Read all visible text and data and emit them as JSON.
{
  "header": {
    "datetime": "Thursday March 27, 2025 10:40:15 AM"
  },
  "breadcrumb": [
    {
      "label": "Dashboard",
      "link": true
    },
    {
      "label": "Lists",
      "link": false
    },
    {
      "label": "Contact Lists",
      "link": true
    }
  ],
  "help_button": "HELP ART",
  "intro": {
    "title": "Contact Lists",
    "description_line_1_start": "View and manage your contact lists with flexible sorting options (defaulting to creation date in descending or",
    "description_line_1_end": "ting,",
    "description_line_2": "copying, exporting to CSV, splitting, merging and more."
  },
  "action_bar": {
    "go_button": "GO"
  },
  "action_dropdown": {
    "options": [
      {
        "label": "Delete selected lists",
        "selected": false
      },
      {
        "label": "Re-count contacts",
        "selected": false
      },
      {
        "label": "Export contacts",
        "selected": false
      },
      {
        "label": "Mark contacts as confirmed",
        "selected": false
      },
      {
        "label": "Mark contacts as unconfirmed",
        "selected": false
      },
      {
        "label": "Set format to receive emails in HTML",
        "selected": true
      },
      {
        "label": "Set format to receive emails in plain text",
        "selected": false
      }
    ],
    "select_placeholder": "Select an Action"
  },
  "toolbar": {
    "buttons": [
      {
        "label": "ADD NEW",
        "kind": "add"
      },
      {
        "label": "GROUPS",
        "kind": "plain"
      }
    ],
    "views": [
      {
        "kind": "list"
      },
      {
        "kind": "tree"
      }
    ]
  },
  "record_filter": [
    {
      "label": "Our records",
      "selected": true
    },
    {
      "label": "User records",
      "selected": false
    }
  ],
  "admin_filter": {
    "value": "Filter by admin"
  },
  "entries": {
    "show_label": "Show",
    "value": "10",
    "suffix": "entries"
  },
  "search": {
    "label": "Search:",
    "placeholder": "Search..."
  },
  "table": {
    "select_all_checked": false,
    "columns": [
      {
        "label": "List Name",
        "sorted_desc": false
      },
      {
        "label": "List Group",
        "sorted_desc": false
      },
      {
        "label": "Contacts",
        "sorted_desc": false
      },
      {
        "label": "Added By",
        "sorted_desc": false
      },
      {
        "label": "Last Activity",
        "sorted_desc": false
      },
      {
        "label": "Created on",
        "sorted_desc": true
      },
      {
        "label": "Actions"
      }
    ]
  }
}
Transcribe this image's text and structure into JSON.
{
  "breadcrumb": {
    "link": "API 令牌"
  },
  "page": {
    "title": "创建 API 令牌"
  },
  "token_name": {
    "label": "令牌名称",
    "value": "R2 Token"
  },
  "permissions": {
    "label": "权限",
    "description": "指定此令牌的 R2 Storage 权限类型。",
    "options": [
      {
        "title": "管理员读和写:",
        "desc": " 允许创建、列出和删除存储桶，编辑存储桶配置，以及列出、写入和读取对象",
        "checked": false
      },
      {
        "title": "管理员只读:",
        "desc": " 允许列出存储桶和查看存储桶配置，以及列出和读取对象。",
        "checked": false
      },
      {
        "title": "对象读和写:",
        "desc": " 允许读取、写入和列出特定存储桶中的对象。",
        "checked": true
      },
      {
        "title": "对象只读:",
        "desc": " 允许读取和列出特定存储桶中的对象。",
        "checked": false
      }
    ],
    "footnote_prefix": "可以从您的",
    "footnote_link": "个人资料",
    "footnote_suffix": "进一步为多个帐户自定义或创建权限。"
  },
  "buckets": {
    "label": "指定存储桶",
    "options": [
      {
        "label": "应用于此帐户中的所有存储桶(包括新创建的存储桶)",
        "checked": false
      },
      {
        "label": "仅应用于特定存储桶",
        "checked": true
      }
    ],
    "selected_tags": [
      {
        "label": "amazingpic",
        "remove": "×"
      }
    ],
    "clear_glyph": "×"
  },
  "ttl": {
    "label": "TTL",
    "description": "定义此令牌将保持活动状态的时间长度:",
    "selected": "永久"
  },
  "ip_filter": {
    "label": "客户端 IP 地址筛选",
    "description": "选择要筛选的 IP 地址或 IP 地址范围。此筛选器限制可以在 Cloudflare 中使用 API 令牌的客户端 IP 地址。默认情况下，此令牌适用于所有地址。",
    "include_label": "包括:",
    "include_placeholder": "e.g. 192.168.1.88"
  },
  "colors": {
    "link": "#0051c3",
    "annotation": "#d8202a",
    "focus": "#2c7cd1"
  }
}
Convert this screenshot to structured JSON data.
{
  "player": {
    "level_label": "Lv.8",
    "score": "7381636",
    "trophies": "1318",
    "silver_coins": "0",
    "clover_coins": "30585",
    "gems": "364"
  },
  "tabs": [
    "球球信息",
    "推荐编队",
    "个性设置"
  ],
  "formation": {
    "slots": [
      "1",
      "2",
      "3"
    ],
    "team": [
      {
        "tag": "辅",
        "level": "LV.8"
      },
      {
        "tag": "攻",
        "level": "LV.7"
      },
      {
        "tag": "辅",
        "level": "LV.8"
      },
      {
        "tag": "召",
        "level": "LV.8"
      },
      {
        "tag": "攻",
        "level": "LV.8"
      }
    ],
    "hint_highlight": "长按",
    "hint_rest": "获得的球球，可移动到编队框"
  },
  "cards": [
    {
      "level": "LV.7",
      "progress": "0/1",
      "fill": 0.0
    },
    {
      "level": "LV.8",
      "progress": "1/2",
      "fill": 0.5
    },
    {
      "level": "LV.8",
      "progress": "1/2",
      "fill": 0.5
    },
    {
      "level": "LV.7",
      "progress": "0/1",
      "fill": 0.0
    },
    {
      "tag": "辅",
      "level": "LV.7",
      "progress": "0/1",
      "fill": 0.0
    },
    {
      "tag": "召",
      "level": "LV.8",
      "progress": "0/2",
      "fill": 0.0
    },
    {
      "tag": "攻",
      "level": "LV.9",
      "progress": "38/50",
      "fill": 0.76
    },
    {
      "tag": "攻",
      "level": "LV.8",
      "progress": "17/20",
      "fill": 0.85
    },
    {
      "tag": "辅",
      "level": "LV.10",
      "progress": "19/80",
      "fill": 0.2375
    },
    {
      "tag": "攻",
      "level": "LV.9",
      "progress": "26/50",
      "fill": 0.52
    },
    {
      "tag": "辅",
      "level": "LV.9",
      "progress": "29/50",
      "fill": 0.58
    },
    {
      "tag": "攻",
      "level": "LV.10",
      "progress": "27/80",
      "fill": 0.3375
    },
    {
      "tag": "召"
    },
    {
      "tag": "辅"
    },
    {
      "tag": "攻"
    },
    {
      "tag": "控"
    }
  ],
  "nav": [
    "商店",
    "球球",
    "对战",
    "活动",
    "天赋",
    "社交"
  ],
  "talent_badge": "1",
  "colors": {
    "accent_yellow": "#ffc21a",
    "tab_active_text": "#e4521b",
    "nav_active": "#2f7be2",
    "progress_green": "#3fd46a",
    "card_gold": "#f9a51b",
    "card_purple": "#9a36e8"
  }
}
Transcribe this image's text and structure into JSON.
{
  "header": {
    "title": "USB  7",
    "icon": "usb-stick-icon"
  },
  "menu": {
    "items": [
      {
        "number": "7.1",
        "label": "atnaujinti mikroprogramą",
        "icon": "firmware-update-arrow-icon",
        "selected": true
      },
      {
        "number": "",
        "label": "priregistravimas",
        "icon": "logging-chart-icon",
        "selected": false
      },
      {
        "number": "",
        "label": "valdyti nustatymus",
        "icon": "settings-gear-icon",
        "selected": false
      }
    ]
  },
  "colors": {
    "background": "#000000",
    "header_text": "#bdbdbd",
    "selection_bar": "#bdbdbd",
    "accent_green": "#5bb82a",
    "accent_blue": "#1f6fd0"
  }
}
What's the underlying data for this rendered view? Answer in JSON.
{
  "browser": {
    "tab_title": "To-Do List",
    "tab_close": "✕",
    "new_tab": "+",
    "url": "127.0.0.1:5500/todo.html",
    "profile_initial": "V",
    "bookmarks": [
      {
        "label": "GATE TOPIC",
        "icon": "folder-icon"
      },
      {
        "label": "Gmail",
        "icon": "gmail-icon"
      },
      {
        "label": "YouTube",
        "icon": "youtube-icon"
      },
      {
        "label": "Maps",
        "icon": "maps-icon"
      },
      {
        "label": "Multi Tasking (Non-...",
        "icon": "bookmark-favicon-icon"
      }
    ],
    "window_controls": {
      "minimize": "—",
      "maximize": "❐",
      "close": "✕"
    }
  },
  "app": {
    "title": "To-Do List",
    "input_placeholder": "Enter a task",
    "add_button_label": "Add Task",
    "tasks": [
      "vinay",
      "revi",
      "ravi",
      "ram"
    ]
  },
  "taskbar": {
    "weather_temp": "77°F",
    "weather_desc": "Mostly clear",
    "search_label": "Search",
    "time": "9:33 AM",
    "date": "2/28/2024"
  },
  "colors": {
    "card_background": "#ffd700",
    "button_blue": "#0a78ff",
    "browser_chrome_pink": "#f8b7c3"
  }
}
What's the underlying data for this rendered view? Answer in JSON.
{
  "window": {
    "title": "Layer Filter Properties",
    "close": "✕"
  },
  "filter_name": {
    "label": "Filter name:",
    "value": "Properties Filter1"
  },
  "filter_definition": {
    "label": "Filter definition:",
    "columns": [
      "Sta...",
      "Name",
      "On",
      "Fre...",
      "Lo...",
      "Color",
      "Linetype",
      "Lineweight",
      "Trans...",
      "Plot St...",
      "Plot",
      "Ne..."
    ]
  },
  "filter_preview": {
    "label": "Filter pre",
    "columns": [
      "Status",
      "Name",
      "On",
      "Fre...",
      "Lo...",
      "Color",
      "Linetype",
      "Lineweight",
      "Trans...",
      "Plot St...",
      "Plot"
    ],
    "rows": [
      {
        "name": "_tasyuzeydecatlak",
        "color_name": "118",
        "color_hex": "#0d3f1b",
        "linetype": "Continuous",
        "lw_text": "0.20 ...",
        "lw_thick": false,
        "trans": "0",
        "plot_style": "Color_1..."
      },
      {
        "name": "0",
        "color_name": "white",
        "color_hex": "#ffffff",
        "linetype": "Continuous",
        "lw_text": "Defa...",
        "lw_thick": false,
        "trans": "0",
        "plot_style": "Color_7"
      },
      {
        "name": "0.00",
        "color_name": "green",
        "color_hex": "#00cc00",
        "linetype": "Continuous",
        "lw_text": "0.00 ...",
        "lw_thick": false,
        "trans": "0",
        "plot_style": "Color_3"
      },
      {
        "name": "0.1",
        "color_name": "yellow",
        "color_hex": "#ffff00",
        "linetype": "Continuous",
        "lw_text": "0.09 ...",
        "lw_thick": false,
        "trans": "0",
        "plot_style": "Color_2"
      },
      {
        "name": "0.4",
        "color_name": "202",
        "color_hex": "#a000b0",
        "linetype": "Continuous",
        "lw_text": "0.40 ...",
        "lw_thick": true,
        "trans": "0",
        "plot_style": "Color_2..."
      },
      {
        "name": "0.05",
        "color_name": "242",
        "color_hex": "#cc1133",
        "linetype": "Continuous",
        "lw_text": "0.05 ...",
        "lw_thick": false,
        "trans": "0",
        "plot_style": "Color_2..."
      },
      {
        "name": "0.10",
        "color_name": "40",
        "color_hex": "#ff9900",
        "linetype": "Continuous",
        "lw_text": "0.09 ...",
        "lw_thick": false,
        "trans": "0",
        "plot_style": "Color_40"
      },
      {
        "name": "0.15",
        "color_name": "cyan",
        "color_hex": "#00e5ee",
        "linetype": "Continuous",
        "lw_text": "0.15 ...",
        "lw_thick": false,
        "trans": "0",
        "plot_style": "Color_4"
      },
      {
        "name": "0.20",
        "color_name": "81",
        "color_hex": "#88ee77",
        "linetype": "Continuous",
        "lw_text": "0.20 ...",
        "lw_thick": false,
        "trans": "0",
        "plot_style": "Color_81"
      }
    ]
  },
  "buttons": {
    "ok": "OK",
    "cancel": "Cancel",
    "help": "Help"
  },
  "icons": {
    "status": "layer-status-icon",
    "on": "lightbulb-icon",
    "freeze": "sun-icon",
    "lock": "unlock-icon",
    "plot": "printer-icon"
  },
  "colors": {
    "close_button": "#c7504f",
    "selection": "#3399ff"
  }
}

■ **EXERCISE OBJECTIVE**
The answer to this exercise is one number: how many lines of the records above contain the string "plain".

■ **RESPONSE BELOW**
2